Since its founding, Tampa has been steeped in all things Cuban. Cuban music, Cuban cigars, Cuban food, and, of course, Cuban drinks. The most beloved, perhaps, is that cool Cuban concoction, the mojito with its white rum, sugar cane, lime juice, club soda, and muddled mint.
As any local will tell you, muddling the mint is not the same as chopping or tearing the mint. Muddling squeezes out the mint’s essential oils, along with its taste and scent, without ripping the leaves.
On a hot summer day in Florida, nothing is more refreshing than a mojito. It is tangy and sweet; fizzy and fresh; peaceful and joyful. You don’t chug a mojito. You sip it on a sunny porch with your sleepy pup and a pretty magazine.
At least, this is how I prefer to enjoy my mojito, in the backyard, in one of the red adirondack chairs. And, as I enjoy it, my mind always wanders over to Saint John Chrysostom, the 5th-century archbishop of present-day Turkey (#seminarynerd). Here is what John said about mint: “To get the full flavor of an herb, it must be pressed between the fingers.” Here’s the other part of the quote: “so it is with the Scriptures; the more familiar they become, the more they reveal their hidden treasures and yield their indescribable riches.”
To get the full flavor of an herb, it must be pressed between the fingers, so it is with the Scriptures; the more familiar they become, the more they reveal their hidden treasures and yield their indescribable riches. – Saint John Chrysostom
John, from all those centuries ago, so beautifully articulated the wonder of scripture: it has depth and layers. It is rich and complex, like a piece of good chocolate or cheese. We can listen to the same passage over and over again and hear something new every time. Its meaning is inexhaustible. Which makes sense, since its author is also limitless, eternal. In other words, the Holy Word of God is, just that, the Word of God. And, any encounter with it has the capacity to be an encounter with the divine.
John Chrysostom must have experienced the grace of God through scripture. And, he, like so many our own spiritual mentors and church leaders, longed for everyone to better know and love God through His Word.
But, how do you muddle scripture? How do you press it between your fingers?
To be fair, there are countless ways to experience the Word of God. Intellectually. Spiritually. Literally. Allegorically. There are countless ways to approach the Word of God. As history. As prophecy. As literature. Again, its complexity is part of its beauty.
While in seminary, I spent a lot of time looking at scripture from that intellectual angle. Digging into different translations and studying the historical context. When I turned to scripture in my quiet time or at church, however, I struggled to flip the switch. The intellectual angle should have been supporting – not impeding – my spiritual experience of the Word of God.

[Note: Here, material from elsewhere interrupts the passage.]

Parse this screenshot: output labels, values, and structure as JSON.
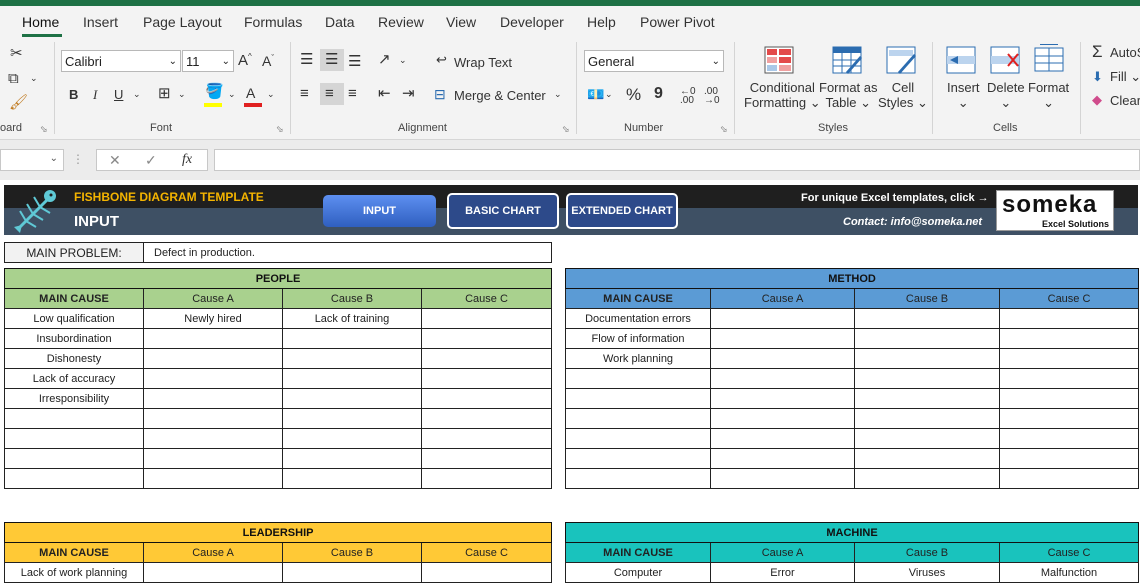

Thus began my love affair with Lectio. Lectio Divina, or Divine Reading, dates back to the earliest monastic communities, but its popularity has grown in both Catholic and Protestant communities in recent years. Despite the fancy name and the long history, Lectio Divina is just a four-step-process for praying with scripture. It is simply a structured way to muddle the scriptures; to release and absorb its scent, its taste, its essential oils.
Below is a quick step-by-step guide to Lectio, as adapted from Antoine Lawlor’s “Ever Ancient, Ever New: The Art and Practice of Lectio Divina.” I hope that the practice of offers you a lovely experience of the divine, as it has for me. It’s a little like sitting on a porch, feeling the hot sun on your cheeks, listening to the steady panting of your pup, and sipping on a cool mojito, full of biting, tart rum, and soothing, sweet mint. It’s like that. Only so much better.

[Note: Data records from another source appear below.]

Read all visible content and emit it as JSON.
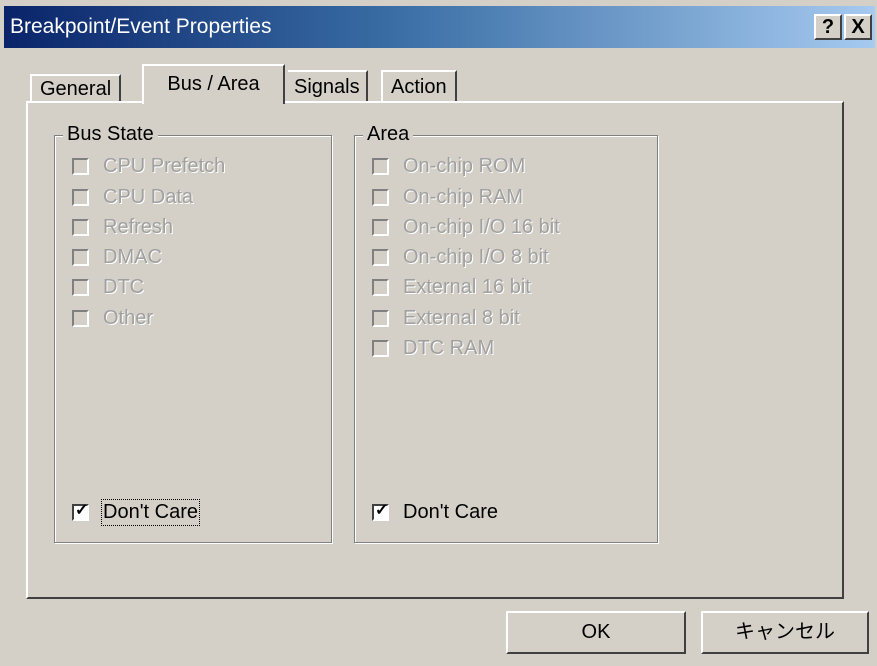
{
  "window": {
    "title": "Breakpoint/Event Properties",
    "help_label": "?",
    "close_label": "X"
  },
  "tabs": [
    {
      "label": "General",
      "selected": false
    },
    {
      "label": "Bus / Area",
      "selected": true
    },
    {
      "label": "Signals",
      "selected": false
    },
    {
      "label": "Action",
      "selected": false
    }
  ],
  "bus_state": {
    "label": "Bus State",
    "items": [
      {
        "label": "CPU Prefetch",
        "checked": false,
        "enabled": false
      },
      {
        "label": "CPU Data",
        "checked": false,
        "enabled": false
      },
      {
        "label": "Refresh",
        "checked": false,
        "enabled": false
      },
      {
        "label": "DMAC",
        "checked": false,
        "enabled": false
      },
      {
        "label": "DTC",
        "checked": false,
        "enabled": false
      },
      {
        "label": "Other",
        "checked": false,
        "enabled": false
      }
    ],
    "dont_care": {
      "label": "Don't Care",
      "checked": true
    }
  },
  "area": {
    "label": "Area",
    "items": [
      {
        "label": "On-chip ROM",
        "checked": false,
        "enabled": false
      },
      {
        "label": "On-chip RAM",
        "checked": false,
        "enabled": false
      },
      {
        "label": "On-chip I/O 16 bit",
        "checked": false,
        "enabled": false
      },
      {
        "label": "On-chip I/O 8 bit",
        "checked": false,
        "enabled": false
      },
      {
        "label": "External 16 bit",
        "checked": false,
        "enabled": false
      },
      {
        "label": "External 8 bit",
        "checked": false,
        "enabled": false
      },
      {
        "label": "DTC RAM",
        "checked": false,
        "enabled": false
      }
    ],
    "dont_care": {
      "label": "Don't Care",
      "checked": true
    }
  },
  "buttons": {
    "ok": "OK",
    "cancel": "キャンセル"
  }
}
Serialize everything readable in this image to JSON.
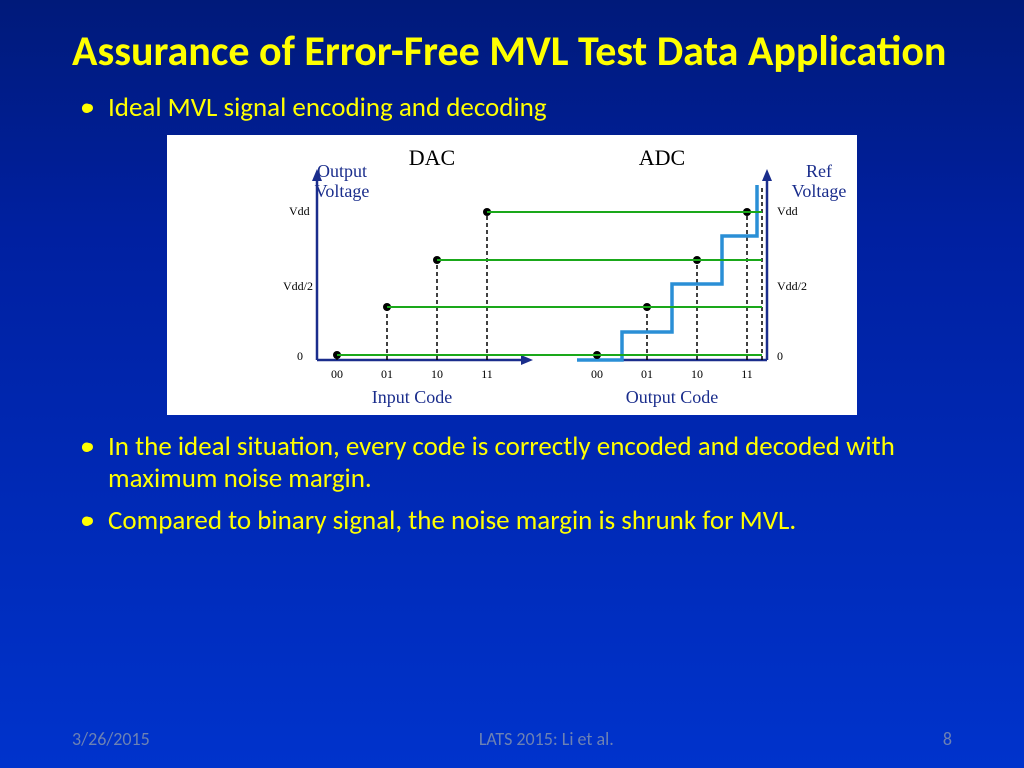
{
  "title": "Assurance of Error-Free MVL Test Data Application",
  "bullet1": "Ideal MVL signal encoding and decoding",
  "bullet2": "In the ideal situation, every code is correctly encoded and decoded with maximum noise margin.",
  "bullet3": "Compared to binary signal, the noise margin is shrunk for MVL.",
  "footer": {
    "date": "3/26/2015",
    "center": "LATS 2015: Li et al.",
    "page": "8"
  },
  "chart_data": {
    "type": "diagram",
    "panels": [
      {
        "title": "DAC",
        "ylabel": "Output Voltage",
        "xlabel": "Input Code",
        "y_ticks": [
          "0",
          "Vdd/2",
          "Vdd"
        ],
        "x_ticks": [
          "00",
          "01",
          "10",
          "11"
        ],
        "points": [
          {
            "code": "00",
            "level": 0
          },
          {
            "code": "01",
            "level": 1
          },
          {
            "code": "10",
            "level": 2
          },
          {
            "code": "11",
            "level": 3
          }
        ]
      },
      {
        "title": "ADC",
        "ylabel": "Ref Voltage",
        "xlabel": "Output Code",
        "y_ticks": [
          "0",
          "Vdd/2",
          "Vdd"
        ],
        "x_ticks": [
          "00",
          "01",
          "10",
          "11"
        ],
        "transfer": "staircase"
      }
    ],
    "connecting_lines": [
      0,
      1,
      2,
      3
    ]
  }
}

- Lectio (Read the text)
- Read the text aloud
- Note the words and phrases that stand out to you
- Read the text aloud again
- Listen again for the words and phrases that resonate with you
- Meditatio (Meditate on the text)
- Read and reflect on the text a third (and final) time
- Note the memories, hopes, and concerns that this text brings up for you
- Pay more attention to your emotional reactions, rather than your intellectual ideas or questions
- Contemplatio (Contemplate the text)
- Sit in sacred silence
- Under the guidance of the Holy Spirit, do your best to quiet your own thoughts and listen for the divine
- In contemplation, we have the opportunity to “know the Word wordlessly and without image”
- Oratio (Pray in response to the text)
- Respond to the divine (either silently, out loud, or in your journal)
- Share with God what you experienced or learned in your reading of and reflection on the text
- Offer to God the questions, concerns, or praises that are still lingering with you
- Isaiah 6:1-8: The Call of Isaiah
- Psalm 23: The Lord is My Shepherd
- Matthew 5:1-10: The Beatitudes
- John 4:7-11: God is Love
- Romans 5:1-11: The Heavenly Graces (Faith, Hope, and Love)